**Your goal:** Lines holding the string "JSON" in the listing below are to be copied.

**Input records:**
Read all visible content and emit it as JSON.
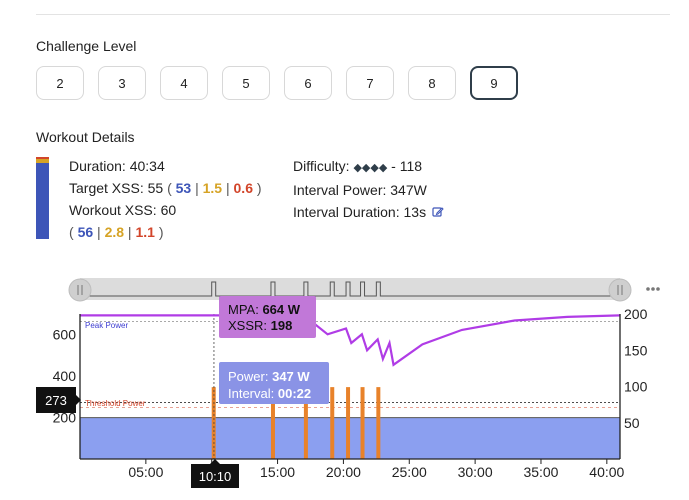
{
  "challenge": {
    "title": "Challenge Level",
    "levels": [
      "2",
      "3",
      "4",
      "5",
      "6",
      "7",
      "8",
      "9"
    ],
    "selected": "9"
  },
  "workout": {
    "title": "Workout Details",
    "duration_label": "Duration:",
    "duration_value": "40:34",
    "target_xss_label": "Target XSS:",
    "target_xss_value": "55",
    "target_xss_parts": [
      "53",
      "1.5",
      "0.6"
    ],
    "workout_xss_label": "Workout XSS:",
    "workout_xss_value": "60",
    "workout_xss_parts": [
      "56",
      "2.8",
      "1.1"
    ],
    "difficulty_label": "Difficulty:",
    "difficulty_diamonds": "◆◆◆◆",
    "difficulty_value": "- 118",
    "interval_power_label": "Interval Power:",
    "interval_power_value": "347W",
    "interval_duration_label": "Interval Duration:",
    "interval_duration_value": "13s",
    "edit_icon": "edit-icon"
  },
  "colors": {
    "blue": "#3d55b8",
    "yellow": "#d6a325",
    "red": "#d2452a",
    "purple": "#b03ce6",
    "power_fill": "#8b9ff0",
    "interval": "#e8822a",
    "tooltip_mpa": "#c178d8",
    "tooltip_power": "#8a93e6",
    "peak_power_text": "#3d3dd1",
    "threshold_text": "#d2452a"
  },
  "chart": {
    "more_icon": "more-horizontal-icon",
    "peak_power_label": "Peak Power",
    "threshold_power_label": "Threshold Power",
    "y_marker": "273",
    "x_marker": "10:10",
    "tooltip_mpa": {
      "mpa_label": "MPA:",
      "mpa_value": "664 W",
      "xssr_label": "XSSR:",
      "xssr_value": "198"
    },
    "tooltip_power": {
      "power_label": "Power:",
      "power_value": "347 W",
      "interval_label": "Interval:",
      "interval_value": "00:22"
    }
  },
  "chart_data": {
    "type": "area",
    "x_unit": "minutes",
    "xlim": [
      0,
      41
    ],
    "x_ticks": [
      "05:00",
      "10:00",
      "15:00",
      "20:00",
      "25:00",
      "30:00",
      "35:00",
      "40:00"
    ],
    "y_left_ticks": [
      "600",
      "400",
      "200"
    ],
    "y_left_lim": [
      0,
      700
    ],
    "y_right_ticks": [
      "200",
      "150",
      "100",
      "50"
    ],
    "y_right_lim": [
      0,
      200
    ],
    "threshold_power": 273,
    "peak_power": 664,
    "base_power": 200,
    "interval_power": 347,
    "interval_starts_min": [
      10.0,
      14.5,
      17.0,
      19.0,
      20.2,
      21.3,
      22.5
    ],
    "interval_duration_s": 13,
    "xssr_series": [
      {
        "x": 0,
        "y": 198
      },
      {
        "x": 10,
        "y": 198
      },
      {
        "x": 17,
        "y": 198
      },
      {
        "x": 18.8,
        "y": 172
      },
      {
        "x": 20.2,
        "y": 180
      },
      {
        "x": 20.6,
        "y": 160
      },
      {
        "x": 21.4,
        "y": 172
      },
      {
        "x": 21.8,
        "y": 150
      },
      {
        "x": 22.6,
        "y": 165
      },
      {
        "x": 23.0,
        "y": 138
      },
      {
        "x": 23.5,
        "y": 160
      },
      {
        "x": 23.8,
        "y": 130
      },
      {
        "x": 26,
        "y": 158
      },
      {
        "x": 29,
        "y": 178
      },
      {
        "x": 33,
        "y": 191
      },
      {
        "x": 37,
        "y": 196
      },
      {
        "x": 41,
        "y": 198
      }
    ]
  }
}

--

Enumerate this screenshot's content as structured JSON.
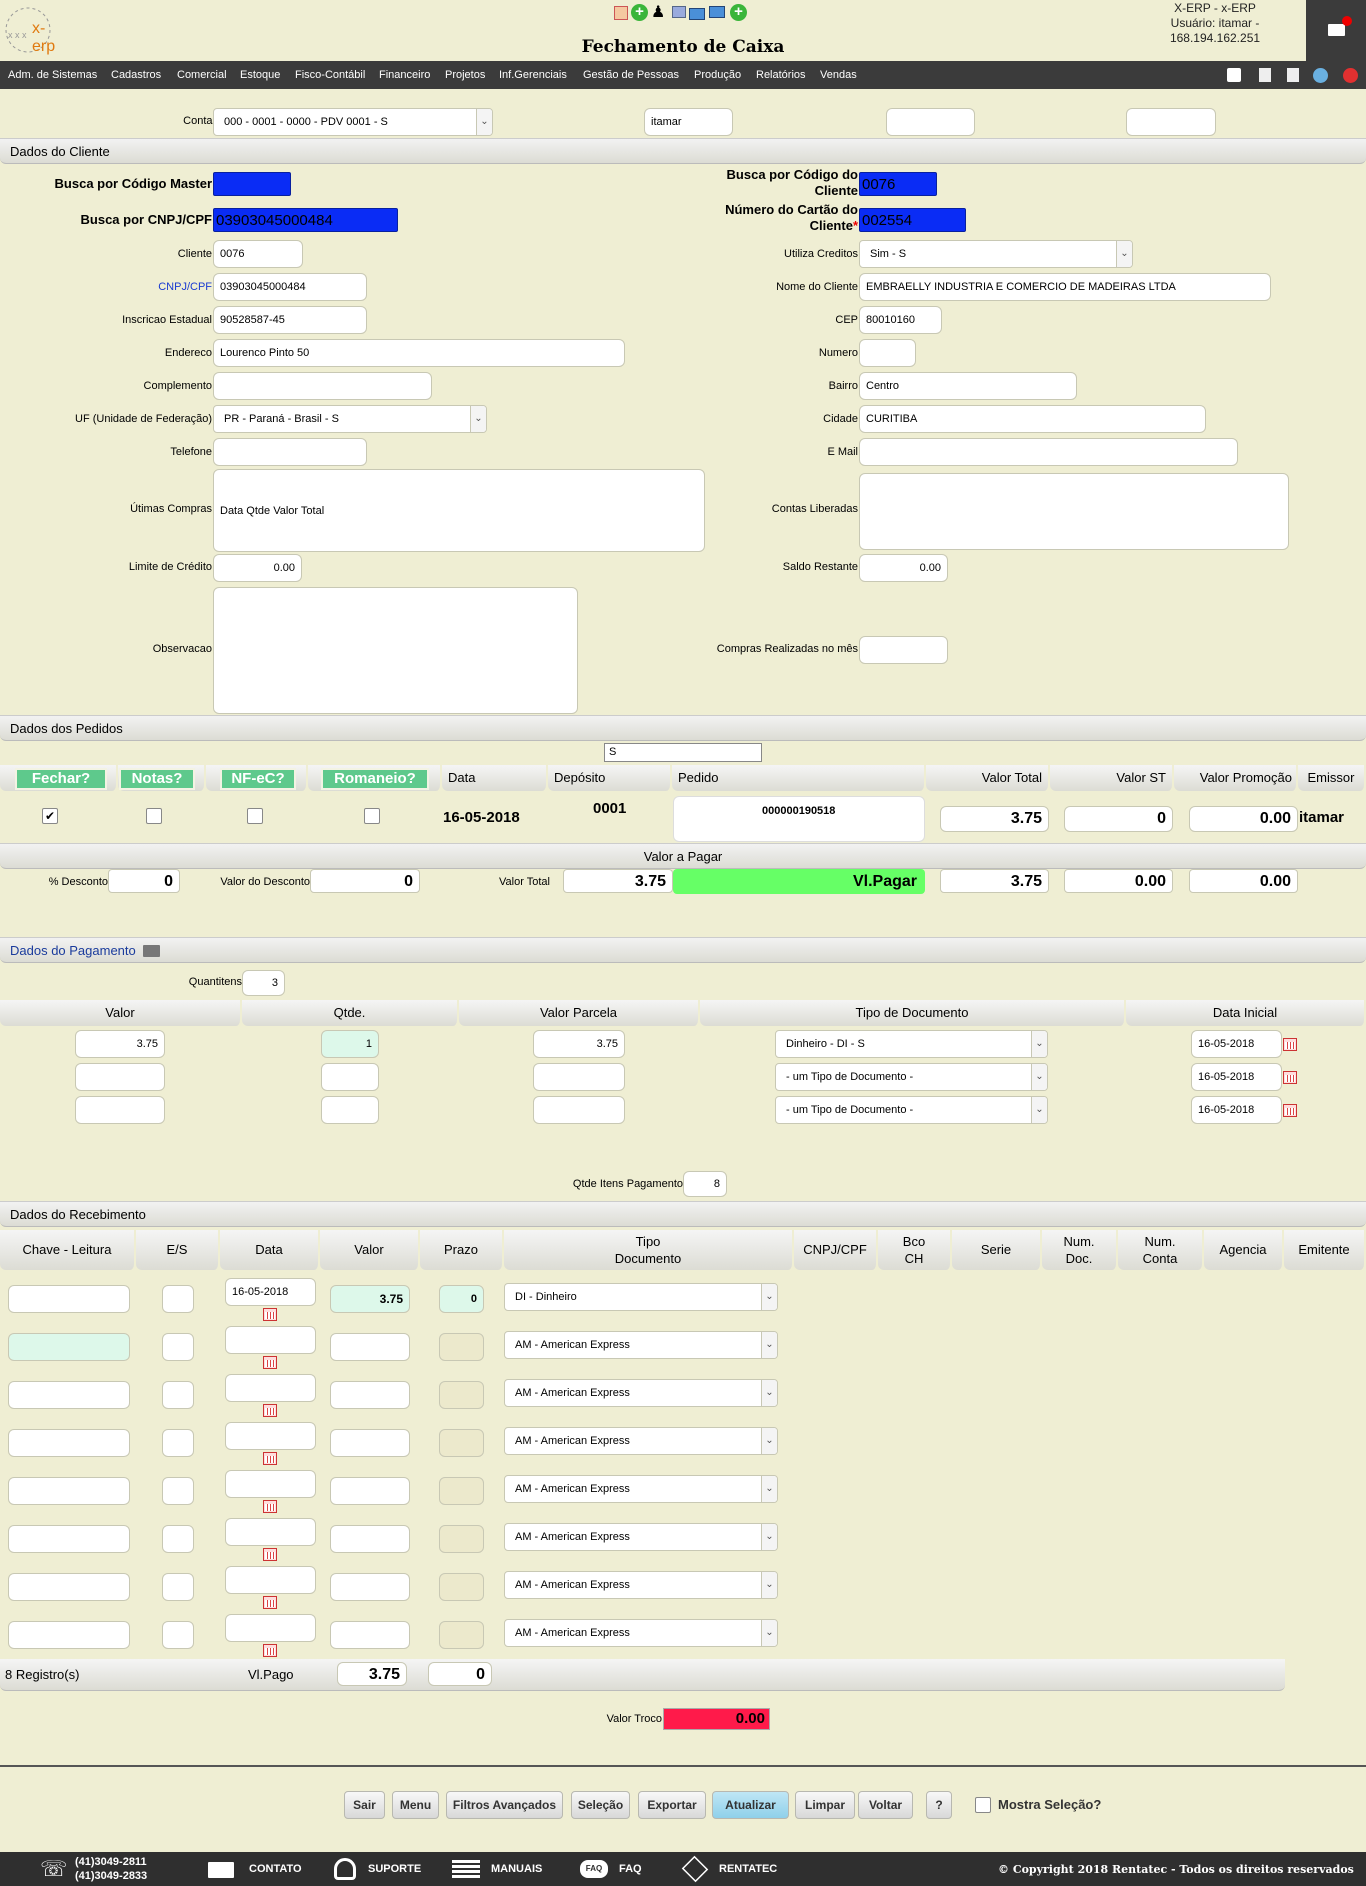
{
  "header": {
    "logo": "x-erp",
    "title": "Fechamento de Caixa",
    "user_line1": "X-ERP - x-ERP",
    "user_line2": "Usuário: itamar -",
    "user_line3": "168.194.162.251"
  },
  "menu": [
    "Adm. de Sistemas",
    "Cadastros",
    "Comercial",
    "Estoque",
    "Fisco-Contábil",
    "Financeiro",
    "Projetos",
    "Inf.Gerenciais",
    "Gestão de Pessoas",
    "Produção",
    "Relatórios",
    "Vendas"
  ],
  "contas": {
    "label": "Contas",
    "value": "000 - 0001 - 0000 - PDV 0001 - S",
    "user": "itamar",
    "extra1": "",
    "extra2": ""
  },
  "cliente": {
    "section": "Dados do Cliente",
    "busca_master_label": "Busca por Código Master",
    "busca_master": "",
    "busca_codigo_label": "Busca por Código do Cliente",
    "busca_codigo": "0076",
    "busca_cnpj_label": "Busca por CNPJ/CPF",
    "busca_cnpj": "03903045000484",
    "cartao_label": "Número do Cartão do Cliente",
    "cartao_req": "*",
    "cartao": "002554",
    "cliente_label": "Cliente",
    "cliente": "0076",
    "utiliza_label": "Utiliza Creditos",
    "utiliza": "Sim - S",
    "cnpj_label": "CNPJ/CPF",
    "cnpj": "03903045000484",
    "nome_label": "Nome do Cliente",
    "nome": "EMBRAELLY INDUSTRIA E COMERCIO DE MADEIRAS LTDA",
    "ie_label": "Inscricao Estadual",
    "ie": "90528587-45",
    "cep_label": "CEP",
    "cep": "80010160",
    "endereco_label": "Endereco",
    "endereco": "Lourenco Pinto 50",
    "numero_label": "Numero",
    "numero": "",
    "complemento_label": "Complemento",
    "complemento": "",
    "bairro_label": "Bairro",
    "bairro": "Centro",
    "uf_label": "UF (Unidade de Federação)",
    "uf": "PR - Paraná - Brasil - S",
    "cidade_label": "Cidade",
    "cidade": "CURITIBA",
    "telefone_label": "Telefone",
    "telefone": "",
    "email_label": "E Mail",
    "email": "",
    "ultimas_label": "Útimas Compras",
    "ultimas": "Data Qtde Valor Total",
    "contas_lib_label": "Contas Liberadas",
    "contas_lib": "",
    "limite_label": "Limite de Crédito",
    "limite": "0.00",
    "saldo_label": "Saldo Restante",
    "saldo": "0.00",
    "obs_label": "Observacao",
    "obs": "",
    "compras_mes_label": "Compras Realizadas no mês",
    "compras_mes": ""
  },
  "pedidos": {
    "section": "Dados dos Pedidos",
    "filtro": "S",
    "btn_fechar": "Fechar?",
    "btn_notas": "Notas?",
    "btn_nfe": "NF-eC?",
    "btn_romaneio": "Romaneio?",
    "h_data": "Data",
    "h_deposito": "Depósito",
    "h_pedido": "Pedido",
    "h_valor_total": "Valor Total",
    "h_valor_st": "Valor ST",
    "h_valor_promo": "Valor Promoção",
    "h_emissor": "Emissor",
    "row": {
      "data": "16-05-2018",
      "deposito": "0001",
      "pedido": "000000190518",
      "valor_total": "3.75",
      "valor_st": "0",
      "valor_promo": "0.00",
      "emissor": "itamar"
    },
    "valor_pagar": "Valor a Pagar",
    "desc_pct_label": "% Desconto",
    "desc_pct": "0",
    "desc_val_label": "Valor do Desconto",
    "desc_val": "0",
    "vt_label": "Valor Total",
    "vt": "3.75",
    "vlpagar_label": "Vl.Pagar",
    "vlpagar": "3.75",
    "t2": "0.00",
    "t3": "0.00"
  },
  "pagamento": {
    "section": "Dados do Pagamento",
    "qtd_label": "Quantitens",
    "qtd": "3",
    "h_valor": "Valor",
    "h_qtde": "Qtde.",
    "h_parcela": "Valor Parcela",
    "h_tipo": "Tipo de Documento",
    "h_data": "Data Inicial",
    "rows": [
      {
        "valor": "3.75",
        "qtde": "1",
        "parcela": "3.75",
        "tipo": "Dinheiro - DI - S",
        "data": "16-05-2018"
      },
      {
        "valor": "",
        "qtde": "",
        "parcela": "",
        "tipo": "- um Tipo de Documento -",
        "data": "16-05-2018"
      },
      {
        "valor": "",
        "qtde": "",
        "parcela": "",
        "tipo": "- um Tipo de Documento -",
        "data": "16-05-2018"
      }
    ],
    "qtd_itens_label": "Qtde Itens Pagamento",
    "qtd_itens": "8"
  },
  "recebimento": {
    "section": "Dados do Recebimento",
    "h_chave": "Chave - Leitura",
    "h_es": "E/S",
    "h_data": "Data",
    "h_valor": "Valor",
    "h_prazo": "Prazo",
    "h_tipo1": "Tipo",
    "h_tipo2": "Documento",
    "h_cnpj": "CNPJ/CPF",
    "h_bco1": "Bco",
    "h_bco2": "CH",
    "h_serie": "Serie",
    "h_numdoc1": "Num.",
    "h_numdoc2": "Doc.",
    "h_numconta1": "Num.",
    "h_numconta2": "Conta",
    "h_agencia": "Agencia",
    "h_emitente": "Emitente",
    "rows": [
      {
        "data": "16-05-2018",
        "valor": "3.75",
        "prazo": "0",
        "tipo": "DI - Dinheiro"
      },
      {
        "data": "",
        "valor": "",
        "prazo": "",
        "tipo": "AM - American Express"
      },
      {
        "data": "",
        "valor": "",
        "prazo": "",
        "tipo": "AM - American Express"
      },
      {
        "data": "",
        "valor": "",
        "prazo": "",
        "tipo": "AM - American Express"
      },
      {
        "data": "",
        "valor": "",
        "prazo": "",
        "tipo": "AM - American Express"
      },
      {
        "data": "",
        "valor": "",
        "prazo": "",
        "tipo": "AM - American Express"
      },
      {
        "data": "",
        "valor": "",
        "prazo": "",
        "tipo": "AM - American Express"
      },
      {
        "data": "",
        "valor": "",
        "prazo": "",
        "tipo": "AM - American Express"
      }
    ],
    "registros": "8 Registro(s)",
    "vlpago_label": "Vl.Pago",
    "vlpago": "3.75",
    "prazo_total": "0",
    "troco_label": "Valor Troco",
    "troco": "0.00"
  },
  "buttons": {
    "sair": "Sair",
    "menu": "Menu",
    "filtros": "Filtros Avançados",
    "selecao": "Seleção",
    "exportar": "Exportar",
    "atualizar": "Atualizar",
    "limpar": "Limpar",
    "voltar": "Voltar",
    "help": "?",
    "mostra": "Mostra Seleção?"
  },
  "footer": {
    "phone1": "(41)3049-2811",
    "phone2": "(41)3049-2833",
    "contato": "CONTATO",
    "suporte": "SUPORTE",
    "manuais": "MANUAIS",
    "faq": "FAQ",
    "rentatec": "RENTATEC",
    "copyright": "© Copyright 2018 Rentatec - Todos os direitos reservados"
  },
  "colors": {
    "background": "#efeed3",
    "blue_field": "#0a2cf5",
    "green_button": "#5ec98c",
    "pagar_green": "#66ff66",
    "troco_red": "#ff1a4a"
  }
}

**Answer to the exercise:**
Read all visible content and emit it as JSON.
Enumerate this screenshot's content as structured JSON.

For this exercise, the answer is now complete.